Even healthy-looking smokers have early cell damage which destroys necessary genetic programming

Smokers who’ve received a clean bill of health from their doctor may believe cigarettes haven’t harmed their lungs. However, researchers at Weill Cornell Medical College have found that even smokers who seem healthy have damaged airway cells, with characteristics similar to cells found in aggressive lung cancer.

The study, published today in the journalStem Cell, compared  that line the airway from healthy nonsmokers with those from smokers with no detectable lung disease. The smokers’ cells showed early signs of impairment, similar to that found in lung cancer—providing evidence that smoking causes harm, even when there is no  that anything is wrong.

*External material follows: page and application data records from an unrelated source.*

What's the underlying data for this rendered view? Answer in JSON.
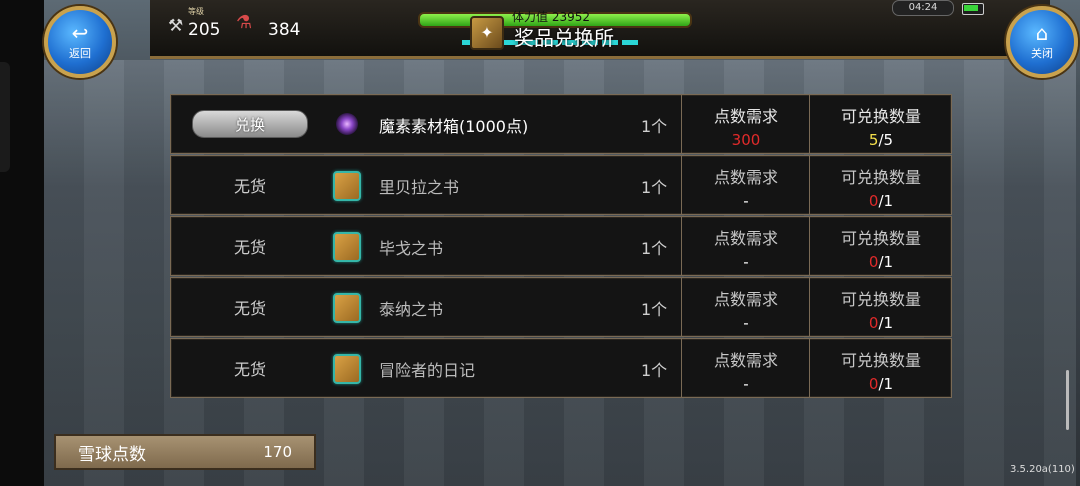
{
  "header": {
    "back_label": "返回",
    "close_label": "关闭",
    "level_caption": "等级",
    "level": "205",
    "potion_count": "384",
    "hp_text": "体力值 23952",
    "title": "奖品兑换所",
    "clock": "04:24"
  },
  "rows": [
    {
      "action": "兑换",
      "action_type": "button",
      "icon": "purple-orb-icon",
      "name": "魔素素材箱(1000点)",
      "qty": "1个",
      "points_label": "点数需求",
      "points_value": "300",
      "count_label": "可兑换数量",
      "count_have": "5",
      "count_sep_total": "/5"
    },
    {
      "action": "无货",
      "action_type": "text",
      "icon": "book-icon",
      "name": "里贝拉之书",
      "qty": "1个",
      "points_label": "点数需求",
      "points_value": "-",
      "count_label": "可兑换数量",
      "count_have": "0",
      "count_sep_total": "/1"
    },
    {
      "action": "无货",
      "action_type": "text",
      "icon": "book-icon",
      "name": "毕戈之书",
      "qty": "1个",
      "points_label": "点数需求",
      "points_value": "-",
      "count_label": "可兑换数量",
      "count_have": "0",
      "count_sep_total": "/1"
    },
    {
      "action": "无货",
      "action_type": "text",
      "icon": "book-icon",
      "name": "泰纳之书",
      "qty": "1个",
      "points_label": "点数需求",
      "points_value": "-",
      "count_label": "可兑换数量",
      "count_have": "0",
      "count_sep_total": "/1"
    },
    {
      "action": "无货",
      "action_type": "text",
      "icon": "book-icon",
      "name": "冒险者的日记",
      "qty": "1个",
      "points_label": "点数需求",
      "points_value": "-",
      "count_label": "可兑换数量",
      "count_have": "0",
      "count_sep_total": "/1"
    }
  ],
  "footer": {
    "points_label": "雪球点数",
    "points_value": "170",
    "version": "3.5.20a(110)"
  },
  "colors": {
    "accent_gold": "#c9a24e",
    "red": "#e02a2a",
    "yellow": "#f5e04b",
    "hp_green": "#2fa517"
  }
}
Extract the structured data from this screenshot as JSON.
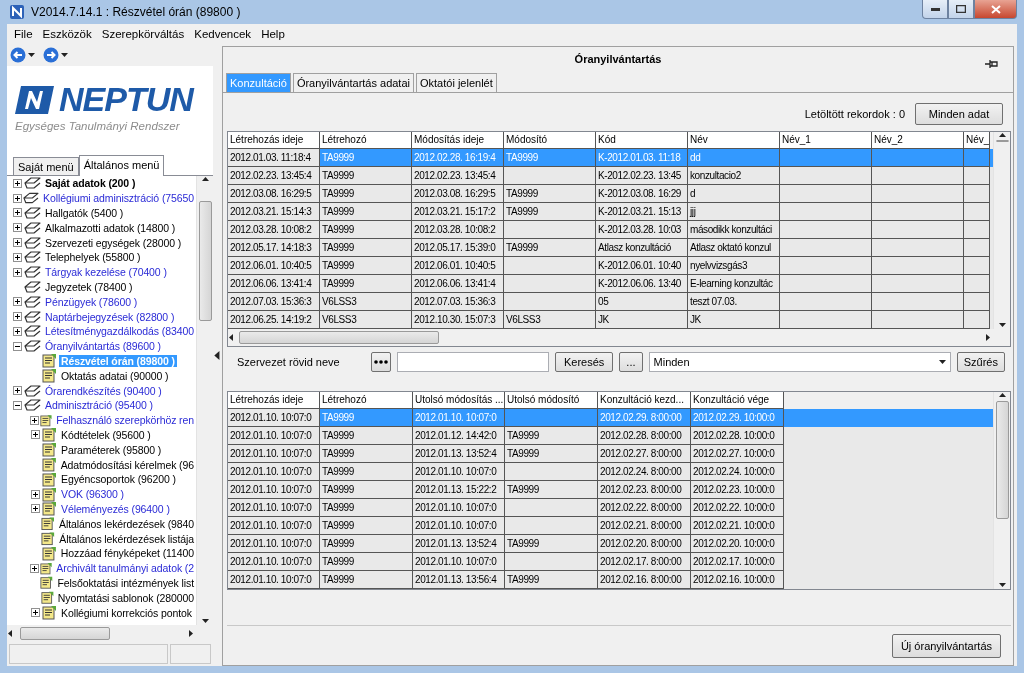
{
  "window": {
    "title": "V2014.7.14.1 : Részvétel órán (89800 )"
  },
  "menu": [
    "File",
    "Eszközök",
    "Szerepkörváltás",
    "Kedvencek",
    "Help"
  ],
  "logo": {
    "name": "NEPTUN",
    "tagline": "Egységes Tanulmányi Rendszer"
  },
  "menu_tabs": [
    {
      "label": "Saját menü",
      "selected": false
    },
    {
      "label": "Általános menü",
      "selected": true
    }
  ],
  "tree": [
    {
      "label": "Saját adatok (200 )",
      "expanded": false,
      "kind": "book",
      "link": false,
      "bold": true,
      "selected": false
    },
    {
      "label": "Kollégiumi adminisztráció (75650",
      "expanded": false,
      "kind": "book",
      "link": true,
      "selected": false
    },
    {
      "label": "Hallgatók (5400 )",
      "expanded": false,
      "kind": "book",
      "link": false,
      "selected": false
    },
    {
      "label": "Alkalmazotti adatok (14800 )",
      "expanded": false,
      "kind": "book",
      "link": false,
      "selected": false
    },
    {
      "label": "Szervezeti egységek (28000 )",
      "expanded": false,
      "kind": "book",
      "link": false,
      "selected": false
    },
    {
      "label": "Telephelyek (55800 )",
      "expanded": false,
      "kind": "book",
      "link": false,
      "selected": false
    },
    {
      "label": "Tárgyak kezelése (70400 )",
      "expanded": false,
      "kind": "book",
      "link": true,
      "selected": false
    },
    {
      "label": "Jegyzetek (78400 )",
      "kind": "book",
      "link": false,
      "selected": false
    },
    {
      "label": "Pénzügyek (78600 )",
      "expanded": false,
      "kind": "book",
      "link": true,
      "selected": false
    },
    {
      "label": "Naptárbejegyzések (82800 )",
      "expanded": false,
      "kind": "book",
      "link": true,
      "selected": false
    },
    {
      "label": "Létesítménygazdálkodás (83400",
      "expanded": false,
      "kind": "book",
      "link": true,
      "selected": false
    },
    {
      "label": "Óranyilvántartás (89600 )",
      "expanded": true,
      "kind": "book",
      "link": true,
      "selected": false,
      "children": [
        {
          "label": "Részvétel órán (89800 )",
          "kind": "page",
          "link": false,
          "bold": true,
          "selected": true
        },
        {
          "label": "Oktatás adatai (90000 )",
          "kind": "page",
          "link": false,
          "selected": false
        }
      ]
    },
    {
      "label": "Órarendkészítés (90400 )",
      "expanded": false,
      "kind": "book",
      "link": true,
      "selected": false
    },
    {
      "label": "Adminisztráció (95400 )",
      "expanded": true,
      "kind": "book",
      "link": true,
      "selected": false,
      "children": [
        {
          "label": "Felhasználó szerepkörhöz ren",
          "expanded": false,
          "kind": "page",
          "link": true,
          "selected": false
        },
        {
          "label": "Kódtételek (95600 )",
          "expanded": false,
          "kind": "page",
          "link": false,
          "selected": false
        },
        {
          "label": "Paraméterek (95800 )",
          "kind": "page",
          "link": false,
          "selected": false
        },
        {
          "label": "Adatmódosítási kérelmek (96",
          "kind": "page",
          "link": false,
          "selected": false
        },
        {
          "label": "Egyéncsoportok (96200 )",
          "kind": "page",
          "link": false,
          "selected": false
        },
        {
          "label": "VOK (96300 )",
          "expanded": false,
          "kind": "page",
          "link": true,
          "selected": false
        },
        {
          "label": "Véleményezés (96400 )",
          "expanded": false,
          "kind": "page",
          "link": true,
          "selected": false
        },
        {
          "label": "Általános lekérdezések (9840",
          "kind": "page",
          "link": false,
          "selected": false
        },
        {
          "label": "Általános lekérdezések listája",
          "kind": "page",
          "link": false,
          "selected": false
        },
        {
          "label": "Hozzáad fényképeket (11400",
          "kind": "page",
          "link": false,
          "selected": false
        },
        {
          "label": "Archivált tanulmányi adatok (2",
          "expanded": false,
          "kind": "page",
          "link": true,
          "selected": false
        },
        {
          "label": "Felsőoktatási intézmények list",
          "kind": "page",
          "link": false,
          "selected": false
        },
        {
          "label": "Nyomtatási sablonok (280000",
          "kind": "page",
          "link": false,
          "selected": false
        },
        {
          "label": "Kollégiumi korrekciós pontok",
          "expanded": false,
          "kind": "page",
          "link": false,
          "selected": false
        }
      ]
    }
  ],
  "panel": {
    "title": "Óranyilvántartás"
  },
  "tabs": [
    {
      "label": "Konzultáció",
      "selected": true
    },
    {
      "label": "Óranyilvántartás adatai",
      "selected": false
    },
    {
      "label": "Oktatói jelenlét",
      "selected": false
    }
  ],
  "records": {
    "label": "Letöltött rekordok : 0",
    "button": "Minden adat"
  },
  "top_table": {
    "columns": [
      "Létrehozás ideje",
      "Létrehozó",
      "Módosítás ideje",
      "Módosító",
      "Kód",
      "Név",
      "Név_1",
      "Név_2",
      "Név_"
    ],
    "rows": [
      {
        "selected": true,
        "cells": [
          "2012.01.03. 11:18:4",
          "TA9999",
          "2012.02.28. 16:19:4",
          "TA9999",
          "K-2012.01.03. 11:18",
          "dd"
        ]
      },
      {
        "selected": false,
        "cells": [
          "2012.02.23. 13:45:4",
          "TA9999",
          "2012.02.23. 13:45:4",
          null,
          "K-2012.02.23. 13:45",
          "konzultacio2"
        ]
      },
      {
        "selected": false,
        "cells": [
          "2012.03.08. 16:29:5",
          "TA9999",
          "2012.03.08. 16:29:5",
          "TA9999",
          "K-2012.03.08. 16:29",
          "d"
        ]
      },
      {
        "selected": false,
        "cells": [
          "2012.03.21. 15:14:3",
          "TA9999",
          "2012.03.21. 15:17:2",
          "TA9999",
          "K-2012.03.21. 15:13",
          "jjj"
        ]
      },
      {
        "selected": false,
        "cells": [
          "2012.03.28. 10:08:2",
          "TA9999",
          "2012.03.28. 10:08:2",
          null,
          "K-2012.03.28. 10:03",
          "másodikk konzultáci"
        ]
      },
      {
        "selected": false,
        "cells": [
          "2012.05.17. 14:18:3",
          "TA9999",
          "2012.05.17. 15:39:0",
          "TA9999",
          "Atlasz konzultáció",
          "Atlasz oktató konzul"
        ]
      },
      {
        "selected": false,
        "cells": [
          "2012.06.01. 10:40:5",
          "TA9999",
          "2012.06.01. 10:40:5",
          null,
          "K-2012.06.01. 10:40",
          "nyelvvizsgás3"
        ]
      },
      {
        "selected": false,
        "cells": [
          "2012.06.06. 13:41:4",
          "TA9999",
          "2012.06.06. 13:41:4",
          null,
          "K-2012.06.06. 13:40",
          "E-learning konzultác"
        ]
      },
      {
        "selected": false,
        "cells": [
          "2012.07.03. 15:36:3",
          "V6LSS3",
          "2012.07.03. 15:36:3",
          null,
          "05",
          "teszt 07.03."
        ]
      },
      {
        "selected": false,
        "cells": [
          "2012.06.25. 14:19:2",
          "V6LSS3",
          "2012.10.30. 15:07:3",
          "V6LSS3",
          "JK",
          "JK"
        ]
      }
    ]
  },
  "filter": {
    "label": "Szervezet rövid neve",
    "browse_button": "...",
    "search_button": "Keresés",
    "select_value": "Minden",
    "filter_button": "Szűrés"
  },
  "bottom_table": {
    "columns": [
      "Létrehozás ideje",
      "Létrehozó",
      "Utolsó módosítás ...",
      "Utolsó módosító",
      "Konzultáció kezd...",
      "Konzultáció vége"
    ],
    "rows": [
      {
        "selected": true,
        "cells": [
          "2012.01.10. 10:07:0",
          "TA9999",
          "2012.01.10. 10:07:0",
          null,
          "2012.02.29. 8:00:00",
          "2012.02.29. 10:00:0"
        ]
      },
      {
        "selected": false,
        "cells": [
          "2012.01.10. 10:07:0",
          "TA9999",
          "2012.01.12. 14:42:0",
          "TA9999",
          "2012.02.28. 8:00:00",
          "2012.02.28. 10:00:0"
        ]
      },
      {
        "selected": false,
        "cells": [
          "2012.01.10. 10:07:0",
          "TA9999",
          "2012.01.13. 13:52:4",
          "TA9999",
          "2012.02.27. 8:00:00",
          "2012.02.27. 10:00:0"
        ]
      },
      {
        "selected": false,
        "cells": [
          "2012.01.10. 10:07:0",
          "TA9999",
          "2012.01.10. 10:07:0",
          null,
          "2012.02.24. 8:00:00",
          "2012.02.24. 10:00:0"
        ]
      },
      {
        "selected": false,
        "cells": [
          "2012.01.10. 10:07:0",
          "TA9999",
          "2012.01.13. 15:22:2",
          "TA9999",
          "2012.02.23. 8:00:00",
          "2012.02.23. 10:00:0"
        ]
      },
      {
        "selected": false,
        "cells": [
          "2012.01.10. 10:07:0",
          "TA9999",
          "2012.01.10. 10:07:0",
          null,
          "2012.02.22. 8:00:00",
          "2012.02.22. 10:00:0"
        ]
      },
      {
        "selected": false,
        "cells": [
          "2012.01.10. 10:07:0",
          "TA9999",
          "2012.01.10. 10:07:0",
          null,
          "2012.02.21. 8:00:00",
          "2012.02.21. 10:00:0"
        ]
      },
      {
        "selected": false,
        "cells": [
          "2012.01.10. 10:07:0",
          "TA9999",
          "2012.01.13. 13:52:4",
          "TA9999",
          "2012.02.20. 8:00:00",
          "2012.02.20. 10:00:0"
        ]
      },
      {
        "selected": false,
        "cells": [
          "2012.01.10. 10:07:0",
          "TA9999",
          "2012.01.10. 10:07:0",
          null,
          "2012.02.17. 8:00:00",
          "2012.02.17. 10:00:0"
        ]
      },
      {
        "selected": false,
        "cells": [
          "2012.01.10. 10:07:0",
          "TA9999",
          "2012.01.13. 13:56:4",
          "TA9999",
          "2012.02.16. 8:00:00",
          "2012.02.16. 10:00:0"
        ]
      }
    ]
  },
  "footer": {
    "button": "Új óranyilvántartás"
  }
}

“The study doesn’t say these people have cancer, but that the cells are already starting to lose control and become disordered,” says the study’s senior investigator, Dr. Ronald G. Crystal, chairman and professor of  at Weill Cornell Medical College. “The smoker thinks they are normal, and their doctor’s exam is normal, but we know at the biologic level that all‘ lungs are abnormal to some degree.”

The researchers found that in the cells lining the airways of the smokers’s lungs, genes had been turned on. These are genes that are normally expressed in developing embryos—soon after eggs are fertilized—before cells are programmed with their specific assignment. This gene is also “on” in the most aggressive, hard-to-treat lung cancers.

“We were surprised to see that the smokers were expressing these very primitive human embryonic stem cell genes,” Dr. Crystal says. “These genes are not normally functioning in the healthy lung.”

Healthy , like all of the body’s cells, have very specific assignments. Although all of the body’s cells contain the same genes, genes are only “turned on” for each cell’s defined task. Therefore, healthy lung cells only express genes related to lung function, while  express brain-specific genes. “Healthy cells are very tightly controlled. Normal cells have rules and only do certain things,” says Dr. Crystal. “In cancer, that control is lost.”

This loss of control allows cancerous cells to multiply without restraint and enables them to migrate to other organs because the genetic programming that keeps them on task is in disarray. The study found that smokers’ cells were in the very early stages of losing this control.

“When you smoke a cigarette, some of the genetic programming of your lung cells is lost,” says Dr. Crystal. “Your cells take on the appearance of a more primitive cell. It doesn’t necessarily mean you will develop cancer, but that the soil is fertile to develop cancer.”

In the study, 21 healthy  were compared to 31 smokers who had no lung disease symptoms and had normal X-rays as well as normal chest examinations. All individuals were evaluated at Weill Cornell’s Clinical and Translational Science Center and Department of Genetic Medicine Clinical Research Facility. By sending a thin tube called a bronchoscope and a fine brush into the lungs, investigators gently brushed the inside of the airways to collect cells from the airway’s lining. Researchers examined these cells, called the airway epithelium, which come into contact with cigarette smoke and are where cancer begins, Dr. Crystal says.

Routine checkups can mislead smokers into thinking cigarettes aren’t hurting their bodies. However, these results paint a different picture. “Physical examinations,  tests and chest x-rays are not sensitive enough to pick up these very early changes,” Dr. Crystal warns doctors and . “The take-home message is: Don’t smoke. Smoking is bad and if you smoke, you’re at risk.”

Additional studies are needed to determine why exposure to smoke causes these changes, so that researchers can pinpoint particular areas for designing treatments. “This study gives us clues about how cells look on the way to developing lung cancer, which can help us develop therapies,” Dr. Crystal says.

Beyond treatments, Dr. Crystal also hopes the research can lay the foundation for lung cancer prevention. Smoking is an addiction, he says, and despite high taxes and ads describing the dangers, 20 percent of the population continues to smoke. “Eventually, the goal is to develop therapies to protect the airways from cigarettes and other pollutants,” Dr. Crystal says. “Understanding these very early events will give us clues and help us develop ways to protect the lungs.”